—Maxwell Smart catch phrase that was required to be uttered by Don Adams at least once per "Get Smart" episode.
In September 1996 a skinny, 23-year-old shortstop with the boxscore unfriendly name of Nomar Garciaparra came to the Red Sox as and displaced veteran John Valentin, a man who hit 27 home runs with 102 RBIs, 20 stolen bases, and a .298 batting average just a year earlier, to third base. Third baseman Tim Naehring, the Sox previous young savior, who would hit 17 HRs in 1996, was chase very quickly to the bench and then after 70 games in 1997 into the baseball ether.
Garciaparra would go on to have a monster rookie year in 1997. He had 30 home runs, 209 hits, 44 doubles, 11 triples, 98 RBI, 22 steals (in 31 attempts), a .306 batting average, and an .875 OPS (23 percent better than the park-adjusted league average) all as a leadoff hitter. He also had a thirty-game hitting streak, breaking a fifty-four-year-old AL rookie record. He established a record for RBI by a leadoff hitter. He topped off the season by being named AL Rookie of Year by a unanimous vote (matching fellow shortstop Derek Jeter's feat from a year before).
However, the Red sox under new manager Jimy Williams fell to 78-84 after winning the division two years before. The Sox rebounded to score two straight wild card berths in the next two seasons. But the Sox could do no better than second place with "Nomah" and didn't return to the playoffs until 2003, again as a wild card.

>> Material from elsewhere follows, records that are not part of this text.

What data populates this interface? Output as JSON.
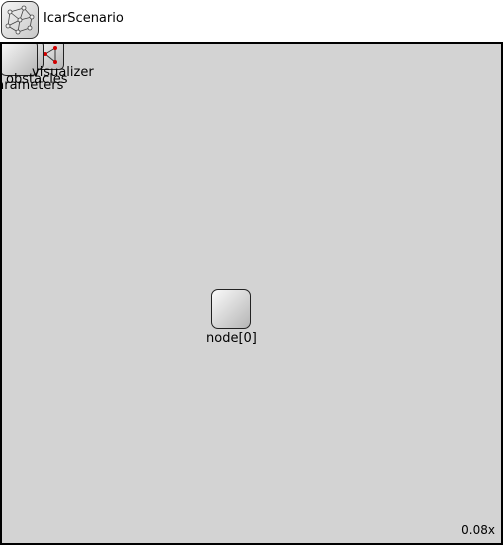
{
  "header": {
    "title": "IcarScenario",
    "icon": "network-icon"
  },
  "canvas": {
    "background": "#d3d3d3",
    "submodules": [
      {
        "label": "parameters",
        "icon": "module-icon"
      },
      {
        "label": "visualizer",
        "icon": "visualizer-icon"
      },
      {
        "label": "obstacles",
        "icon": "module-icon"
      },
      {
        "label": "node[0]",
        "icon": "module-icon"
      }
    ],
    "zoom": "0.08x"
  }
}
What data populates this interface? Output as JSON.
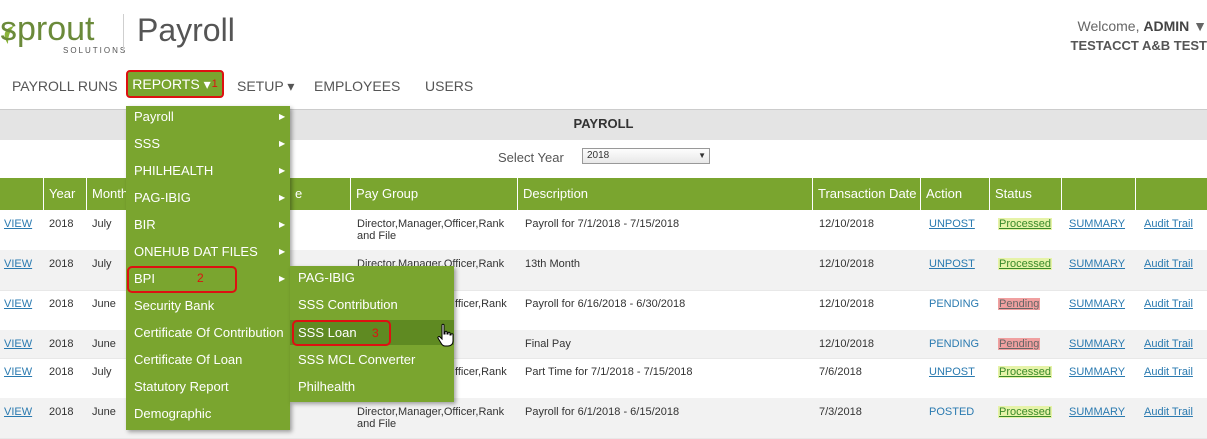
{
  "header": {
    "logo_word": "sprout",
    "logo_sub": "SOLUTIONS",
    "app_title": "Payroll",
    "welcome_prefix": "Welcome,",
    "welcome_user": "ADMIN",
    "company": "TESTACCT A&B TEST"
  },
  "nav": {
    "payroll_runs": "PAYROLL RUNS",
    "reports": "REPORTS ▾",
    "reports_badge": "1",
    "setup": "SETUP ▾",
    "employees": "EMPLOYEES",
    "users": "USERS"
  },
  "page": {
    "title": "PAYROLL",
    "year_label": "Select Year",
    "year_value": "2018"
  },
  "table": {
    "headers": [
      "Year",
      "Month",
      "Pay Group",
      "Description",
      "Transaction Date",
      "Action",
      "Status"
    ],
    "rows": [
      {
        "view": "VIEW",
        "year": "2018",
        "month": "July",
        "group1": "Director,Manager,Officer,Rank",
        "group2": "and File",
        "desc": "Payroll for 7/1/2018 - 7/15/2018",
        "date": "12/10/2018",
        "action": "UNPOST",
        "status": "Processed",
        "summary": "SUMMARY",
        "audit": "Audit Trail"
      },
      {
        "view": "VIEW",
        "year": "2018",
        "month": "July",
        "group1": "Director,Manager,Officer,Rank",
        "group2": "",
        "desc": "13th Month",
        "date": "12/10/2018",
        "action": "UNPOST",
        "status": "Processed",
        "summary": "SUMMARY",
        "audit": "Audit Trail"
      },
      {
        "view": "VIEW",
        "year": "2018",
        "month": "June",
        "group1": "fficer,Rank",
        "group2": "",
        "desc": "Payroll for 6/16/2018 - 6/30/2018",
        "date": "12/10/2018",
        "action": "PENDING",
        "status": "Pending",
        "summary": "SUMMARY",
        "audit": "Audit Trail"
      },
      {
        "view": "VIEW",
        "year": "2018",
        "month": "June",
        "group1": "",
        "group2": "",
        "desc": "Final Pay",
        "date": "12/10/2018",
        "action": "PENDING",
        "status": "Pending",
        "summary": "SUMMARY",
        "audit": "Audit Trail"
      },
      {
        "view": "VIEW",
        "year": "2018",
        "month": "July",
        "group1": "fficer,Rank",
        "group2": "",
        "desc": "Part Time for 7/1/2018 - 7/15/2018",
        "date": "7/6/2018",
        "action": "UNPOST",
        "status": "Processed",
        "summary": "SUMMARY",
        "audit": "Audit Trail"
      },
      {
        "view": "VIEW",
        "year": "2018",
        "month": "June",
        "group1": "Director,Manager,Officer,Rank",
        "group2": "and File",
        "desc": "Payroll for 6/1/2018 - 6/15/2018",
        "date": "7/3/2018",
        "action": "POSTED",
        "status": "Processed",
        "summary": "SUMMARY",
        "audit": "Audit Trail"
      }
    ]
  },
  "menu_reports": {
    "items": [
      "Payroll",
      "SSS",
      "PHILHEALTH",
      "PAG-IBIG",
      "BIR",
      "ONEHUB DAT FILES",
      "BPI",
      "Security Bank",
      "Certificate Of Contribution",
      "Certificate Of Loan",
      "Statutory Report",
      "Demographic"
    ],
    "bpi_badge": "2"
  },
  "menu_bpi": {
    "items": [
      "PAG-IBIG",
      "SSS Contribution",
      "SSS Loan",
      "SSS MCL Converter",
      "Philhealth"
    ],
    "loan_badge": "3"
  },
  "colors": {
    "accent": "#7aa52f",
    "accent_dark": "#5f8a22",
    "highlight_red": "#dd1111"
  }
}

And it seems no matter how well Garciaparra played, the second-place finishes turned him from the franchise savior to an albatross around the team's neck. He was too fragile the fans said. This grew from his one injury-plagued season in 2001 (only 21 games) after he bulked up in the offseason and his buff physique appeared on the from of SI. However, Garciaparra played at least 135 in six of his first seven full seasons in the majors and followed 2001 with two straight 156-game years.
In the 2003-04 offseason the Sox were ready to retool their lineup by acquiring then-Ranger shortstop Alex Rodriguez for Manny Ramirez and then in turn trade Garciaparra reportedly to the White Sox for outfielder Magglio Ordonez. But, of course, the A-Rod deal fell through.
In 2004, with a contract about to expire and after missing the first two months of the season, Garciaparra's days in Boston seemed numbered. On July 24 he went 3-for-5 in a 11-10 Red Sox win over the Yankees, but reportedly stayed on the bench during a benches-clearing brawl. Earlier in the month, Derek Jeter dove into the stands and bloodied his goyisha punim to catch a foul ball against the Sox in a game the Yankees won 5-4 in 13 with Garciaparra conspicuously on the bench. In the two previous games, Nomar committed three errors. All of this seemed to seal his fate with the fans and the Red Sox organization. On July 24, Garciaparra was traded in a four-tam deal to the other then-cursed team, the Cubs (The White Sox have yet to earn a curse apparently because of the Black Sox scandal).
So once the team's one-time franchise player is gone, what to the Red Sox go and do? They win the World Series for the first time in one bazillion year (Boston time) earning the apotheosis of GM Theo Epstein and every member of the club.
It was nice to hear that the Sox voted Garciaparra, who played all of 38 games in a Sox uni in 2004, a three-quarter share of the World Series booty. I think he would have preferred the ring, however.
This got me to wondering about similar "sad sack" players, guys who were on a "team of destiny" (i.e., a World Series champ) but got shipped off to another club just in time to miss the parade. I did a bit of research. To qualify the player would never end up winning the lord of the rings, the World Series champion one, just like "Nomah No More".
There have been 129 such players, dating back to Charlie Sweeney, Cyclone Miller, and John Cattanach who were jettisoned midseason by the 1884 NL-AA Champion Providence Grays. Former Red Sock Curt Leskanic, who finished 2004 with KC, can join Garciaparra's pity party.
Anyway, I wanted to know if there were any other "sad sacks" who were of Garciaparra's quality as a player. Here they are arranged by career at-bats along with other salient career stats: